With the pictures left out, write every entry down exactly.

** Opening TASK INPUT block **

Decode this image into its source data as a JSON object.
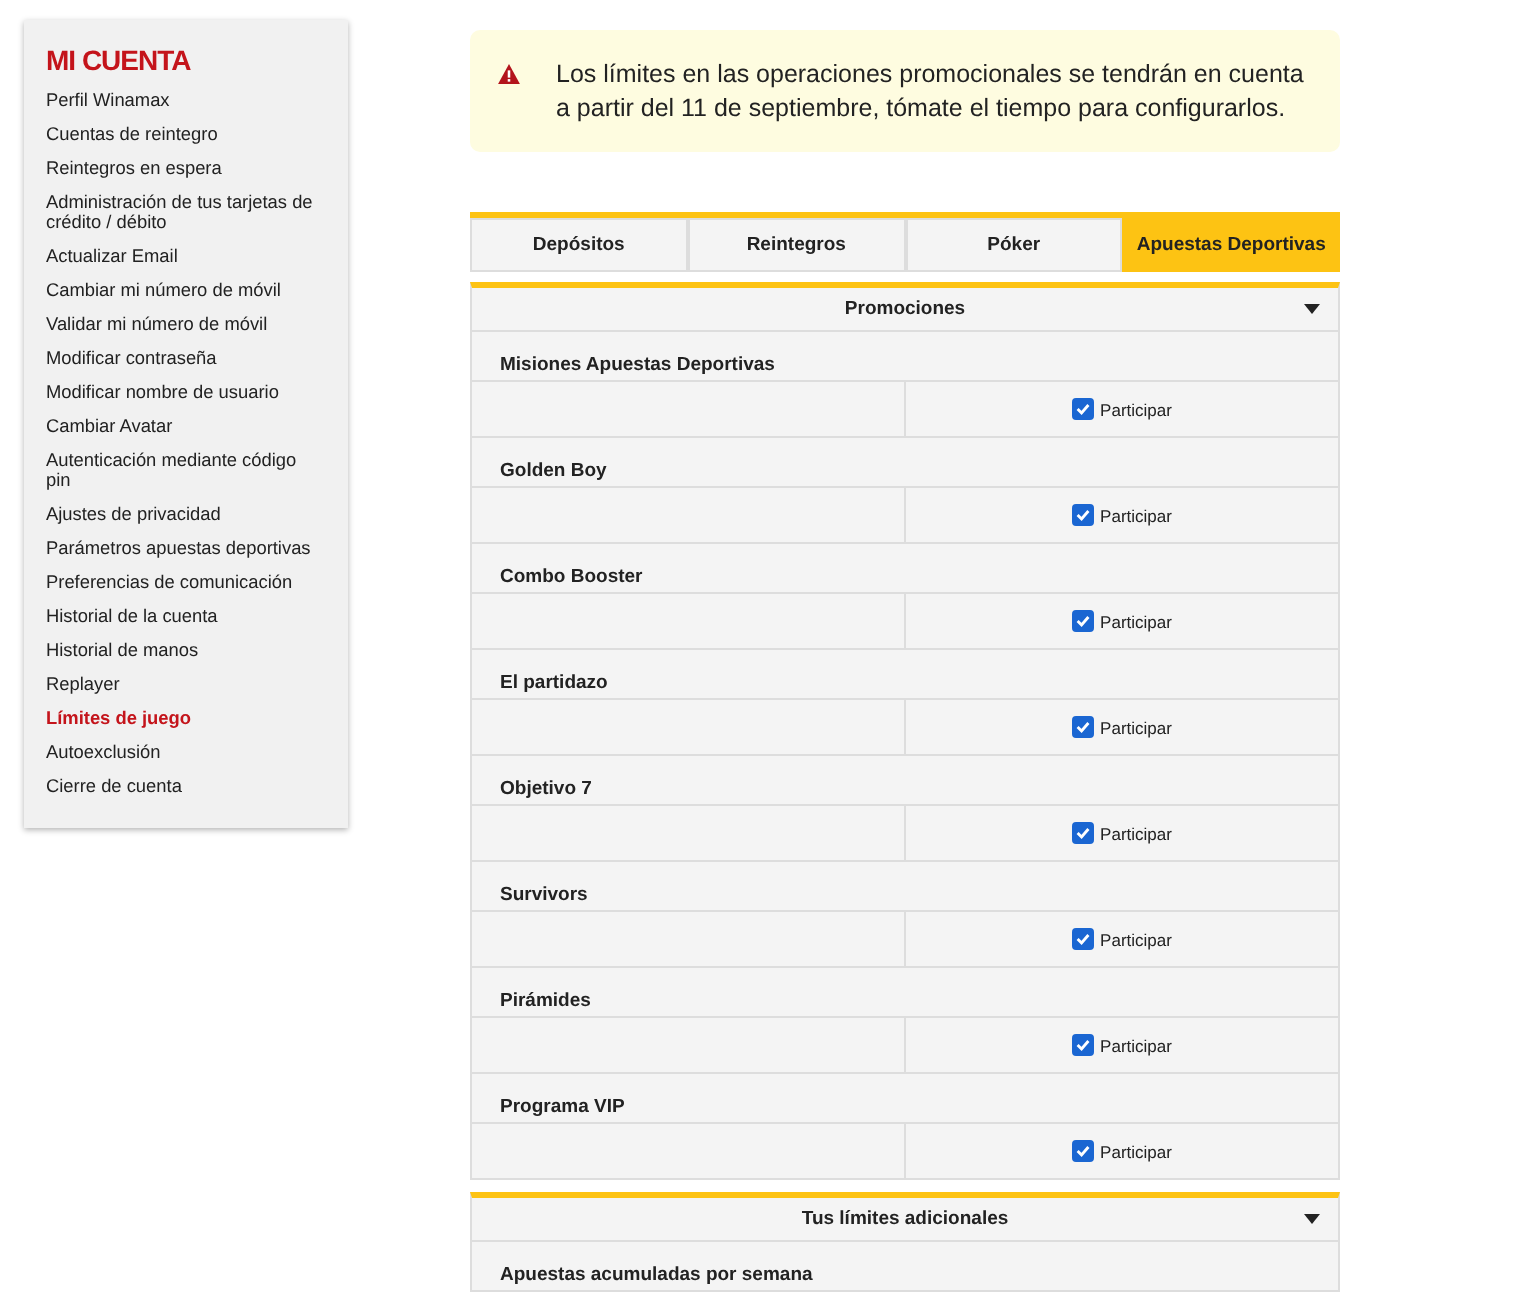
{
  "sidebar": {
    "title": "MI CUENTA",
    "items": [
      {
        "label": "Perfil Winamax",
        "selected": false
      },
      {
        "label": "Cuentas de reintegro",
        "selected": false
      },
      {
        "label": "Reintegros en espera",
        "selected": false
      },
      {
        "label": "Administración de tus tarjetas de crédito / débito",
        "selected": false
      },
      {
        "label": "Actualizar Email",
        "selected": false
      },
      {
        "label": "Cambiar mi número de móvil",
        "selected": false
      },
      {
        "label": "Validar mi número de móvil",
        "selected": false
      },
      {
        "label": "Modificar contraseña",
        "selected": false
      },
      {
        "label": "Modificar nombre de usuario",
        "selected": false
      },
      {
        "label": "Cambiar Avatar",
        "selected": false
      },
      {
        "label": "Autenticación mediante código pin",
        "selected": false
      },
      {
        "label": "Ajustes de privacidad",
        "selected": false
      },
      {
        "label": "Parámetros apuestas deportivas",
        "selected": false
      },
      {
        "label": "Preferencias de comunicación",
        "selected": false
      },
      {
        "label": "Historial de la cuenta",
        "selected": false
      },
      {
        "label": "Historial de manos",
        "selected": false
      },
      {
        "label": "Replayer",
        "selected": false
      },
      {
        "label": "Límites de juego",
        "selected": true
      },
      {
        "label": "Autoexclusión",
        "selected": false
      },
      {
        "label": "Cierre de cuenta",
        "selected": false
      }
    ]
  },
  "notice": {
    "text": "Los límites en las operaciones promocionales se tendrán en cuenta a partir del 11 de septiembre, tómate el tiempo para configurarlos."
  },
  "tabs": [
    {
      "label": "Depósitos",
      "selected": false
    },
    {
      "label": "Reintegros",
      "selected": false
    },
    {
      "label": "Póker",
      "selected": false
    },
    {
      "label": "Apuestas Deportivas",
      "selected": true
    }
  ],
  "promotions": {
    "title": "Promociones",
    "items": [
      {
        "name": "Misiones Apuestas Deportivas",
        "label": "Participar",
        "checked": true
      },
      {
        "name": "Golden Boy",
        "label": "Participar",
        "checked": true
      },
      {
        "name": "Combo Booster",
        "label": "Participar",
        "checked": true
      },
      {
        "name": "El partidazo",
        "label": "Participar",
        "checked": true
      },
      {
        "name": "Objetivo 7",
        "label": "Participar",
        "checked": true
      },
      {
        "name": "Survivors",
        "label": "Participar",
        "checked": true
      },
      {
        "name": "Pirámides",
        "label": "Participar",
        "checked": true
      },
      {
        "name": "Programa VIP",
        "label": "Participar",
        "checked": true
      }
    ]
  },
  "additional": {
    "title": "Tus límites adicionales",
    "first_row": "Apuestas acumuladas por semana"
  }
}
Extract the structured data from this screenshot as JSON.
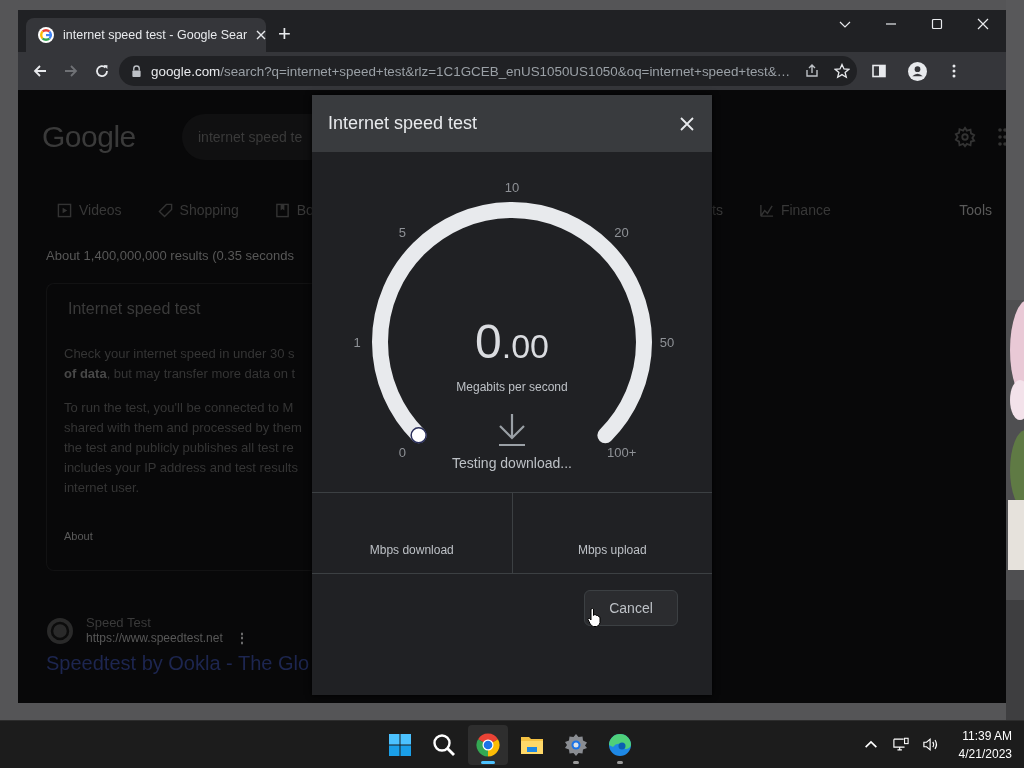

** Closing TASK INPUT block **

— PROBLEM SOLUTION —
Decode this image into its source data as a JSON object.
{
  "sidebar": {
    "title": "MI CUENTA",
    "items": [
      {
        "label": "Perfil Winamax",
        "selected": false
      },
      {
        "label": "Cuentas de reintegro",
        "selected": false
      },
      {
        "label": "Reintegros en espera",
        "selected": false
      },
      {
        "label": "Administración de tus tarjetas de crédito / débito",
        "selected": false
      },
      {
        "label": "Actualizar Email",
        "selected": false
      },
      {
        "label": "Cambiar mi número de móvil",
        "selected": false
      },
      {
        "label": "Validar mi número de móvil",
        "selected": false
      },
      {
        "label": "Modificar contraseña",
        "selected": false
      },
      {
        "label": "Modificar nombre de usuario",
        "selected": false
      },
      {
        "label": "Cambiar Avatar",
        "selected": false
      },
      {
        "label": "Autenticación mediante código pin",
        "selected": false
      },
      {
        "label": "Ajustes de privacidad",
        "selected": false
      },
      {
        "label": "Parámetros apuestas deportivas",
        "selected": false
      },
      {
        "label": "Preferencias de comunicación",
        "selected": false
      },
      {
        "label": "Historial de la cuenta",
        "selected": false
      },
      {
        "label": "Historial de manos",
        "selected": false
      },
      {
        "label": "Replayer",
        "selected": false
      },
      {
        "label": "Límites de juego",
        "selected": true
      },
      {
        "label": "Autoexclusión",
        "selected": false
      },
      {
        "label": "Cierre de cuenta",
        "selected": false
      }
    ]
  },
  "notice": {
    "text": "Los límites en las operaciones promocionales se tendrán en cuenta a partir del 11 de septiembre, tómate el tiempo para configurarlos."
  },
  "tabs": [
    {
      "label": "Depósitos",
      "selected": false
    },
    {
      "label": "Reintegros",
      "selected": false
    },
    {
      "label": "Póker",
      "selected": false
    },
    {
      "label": "Apuestas Deportivas",
      "selected": true
    }
  ],
  "promotions": {
    "title": "Promociones",
    "items": [
      {
        "name": "Misiones Apuestas Deportivas",
        "label": "Participar",
        "checked": true
      },
      {
        "name": "Golden Boy",
        "label": "Participar",
        "checked": true
      },
      {
        "name": "Combo Booster",
        "label": "Participar",
        "checked": true
      },
      {
        "name": "El partidazo",
        "label": "Participar",
        "checked": true
      },
      {
        "name": "Objetivo 7",
        "label": "Participar",
        "checked": true
      },
      {
        "name": "Survivors",
        "label": "Participar",
        "checked": true
      },
      {
        "name": "Pirámides",
        "label": "Participar",
        "checked": true
      },
      {
        "name": "Programa VIP",
        "label": "Participar",
        "checked": true
      }
    ]
  },
  "additional": {
    "title": "Tus límites adicionales",
    "first_row": "Apuestas acumuladas por semana"
  }
}
Extract the structured data from this screenshot as JSON.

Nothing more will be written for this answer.